David Lowenschuss is one of three attorneys helping to organize an annual Box Car Derby to raise funds for research into Amyotrophic Lateral Sclerosis (ALS) – a.k.a. Lou Gehrig’s Disease.
By Sheila Pursglove
Attorneys Amanda Mercer, Knut Hill and David Lowenschuss are involved in the annual Box Car Derby to raise funds in the battle against Amyotrophic Lateral Sclerosis (ALS) – a.k.a. Lou Gehrig’s Disease.
This is the fourth year of the Derby, run by Ann Arbor Active Against ALS (A2A3), a group formed to support friend and neighbor Bob Schoeni, a a University of Michigan economics and public policy professor who was diagnosed with ALS in July 2008. All three attorneys serve on the A2A3 Board.
This year’s Derby is set for 10 a.m. to 1 p.m. on Saturday, March 24, near the U-M Phi Delta Theta fraternity on South University in Ann Arbor.
The fraternity approached A2A3 with the idea in 2008, as a change from their annual fund-raising walk.
ALS has long been the fraternity’s charitable cause because Lou Gehrig was a member of Phi Delta Theta while a student at Columbia University.
The entrance fee is $30 per team, with each team guaranteed at least three runs; three drivers (or fewer) per team are suggested to allow everyone a chance to drive. Pre-built cars will be available – but creative new cars are strongly encouraged.
The event will be followed by a picnic on the fraternity house lawn and food and drinks also will be available during the event. T-shirts will also be available for purchase.
“This year, instead of push starts we’ve built starting ramps and we’re in the process of building a number of newly designed cars,” says Lowenschuss, president of David H. Lowenschuss P.L.C. in Ann Arbor.
“We’re partnering with the Burns Park Elementary School art teacher and fifth-graders at Burns Park will be decorating 12 of our Box Car Derby cars for the race as part of their class project. Our platinum sponsor this year is Auto Trader, with a very generous donation.”
Having worked for many years in the pharmaceutical industry, Lowenschuss was aware that large pharmaceutical companies were not investing much money or research to find a cure for ALS, whose victims usually die within a few years of diagnosis, steadily losing the ability to move, swallow and finally to breathe.
Almost all the funds for neurodegenerative research – the type of disease ALS is considered – are focused on Alzheimer’s or Parkinson’s Disease, he says.
The A2A3 group — formed shortly after Ann Arbor attorney Phil Bowen died of ALS in September 2008 — educates the public about ALS, provides a supportive community environment for Schoeni and his family, and shows people they can make a difference in their community, he says.

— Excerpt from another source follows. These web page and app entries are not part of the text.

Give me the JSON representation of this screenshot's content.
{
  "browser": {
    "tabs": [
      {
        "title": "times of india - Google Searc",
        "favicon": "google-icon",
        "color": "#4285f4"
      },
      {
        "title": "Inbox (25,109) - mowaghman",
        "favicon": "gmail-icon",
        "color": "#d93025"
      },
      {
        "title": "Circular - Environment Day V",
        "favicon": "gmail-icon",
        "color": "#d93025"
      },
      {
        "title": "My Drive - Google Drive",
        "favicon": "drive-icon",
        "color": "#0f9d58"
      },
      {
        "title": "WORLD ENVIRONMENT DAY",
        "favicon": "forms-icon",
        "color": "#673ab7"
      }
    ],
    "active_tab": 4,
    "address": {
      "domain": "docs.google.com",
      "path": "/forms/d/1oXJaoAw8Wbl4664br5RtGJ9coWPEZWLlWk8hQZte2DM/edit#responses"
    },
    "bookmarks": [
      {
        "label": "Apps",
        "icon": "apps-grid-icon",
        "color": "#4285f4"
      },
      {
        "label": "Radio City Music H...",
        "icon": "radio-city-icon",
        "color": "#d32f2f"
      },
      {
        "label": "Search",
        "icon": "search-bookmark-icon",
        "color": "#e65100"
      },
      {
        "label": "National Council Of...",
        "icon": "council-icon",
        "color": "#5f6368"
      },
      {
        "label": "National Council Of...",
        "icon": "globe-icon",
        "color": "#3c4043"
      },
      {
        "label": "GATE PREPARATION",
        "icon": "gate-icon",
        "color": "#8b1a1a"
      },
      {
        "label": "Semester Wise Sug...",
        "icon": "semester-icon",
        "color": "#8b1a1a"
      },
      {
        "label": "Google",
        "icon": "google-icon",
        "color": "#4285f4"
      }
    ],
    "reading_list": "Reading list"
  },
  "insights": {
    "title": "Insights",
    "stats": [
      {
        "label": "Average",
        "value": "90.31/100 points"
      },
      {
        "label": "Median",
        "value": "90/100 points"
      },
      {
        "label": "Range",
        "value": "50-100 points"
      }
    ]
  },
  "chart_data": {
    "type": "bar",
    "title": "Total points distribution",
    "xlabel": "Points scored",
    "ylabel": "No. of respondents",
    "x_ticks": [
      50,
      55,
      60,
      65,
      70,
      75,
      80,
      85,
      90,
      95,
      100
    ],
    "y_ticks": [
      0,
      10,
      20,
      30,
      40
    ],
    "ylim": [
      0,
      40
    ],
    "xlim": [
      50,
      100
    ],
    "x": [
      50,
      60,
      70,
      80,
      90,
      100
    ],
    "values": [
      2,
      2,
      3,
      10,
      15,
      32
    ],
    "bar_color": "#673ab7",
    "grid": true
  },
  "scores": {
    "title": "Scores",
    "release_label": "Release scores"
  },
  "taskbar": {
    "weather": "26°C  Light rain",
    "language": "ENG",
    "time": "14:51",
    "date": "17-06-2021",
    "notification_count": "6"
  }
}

A2A3 has funded two different groups: The Program for Neurology Research & Discovery, under Director Dr. Eva Feldman, part of the U-M Taubman Center, and where Dr. Feldman is involved in the first stem cell clinical trial for ALS patients; and a nonprofit biotech company ALS TDI that does cure-based ALS research. Lowenschuss provides pro bono corporate legal work to ALS TDI.
Mercer, a neighbor of Schoeni and his wife Gretchen, has also launched the A2A3 Relay Team, a group of six women planning to swim the English Channel this summer and raise $120,000 for ALS research.
“Honestly, I wasn’t too sure about the Box Car Derby – I’d never gone to anything like it,” she says. “But, I’m so glad we decided to participate. Watching the faces of the kids, particularly my own, speeding down that hill – it’s priceless. And, the guys in the fraternity are phenomenal, they really add to the fun.”
Hill, an environmental attorney who earned his law degree from Widener University School of Law in Wilmington, Del., worked for seven years at Esperion Therapeutics in his native Ann Arbor, where he met Lowenschuss.
Long been committed to charity work through activities and community building, he has worked with Habitat for Humanity, run marathons, and skied across Michigan to raise support for people in need.
“I feel honored to be able to help with the Derby for the same reasons I enjoy working with A2A3 throughout the rest of the year – the group’s compassionate spirit is nearly intoxicating, and A2A3’s ability to take a serious disease head on while still making it fun for families and kids throughout the community is unique,” he says. “Each of our events are rewarding for all involved. We know our efforts are focused on finding a cure for this terrible disease and we’re proud that the way we’ve chosen to do that provides hope and shows compassion for those affected.”
For more information, visit A2A3.org.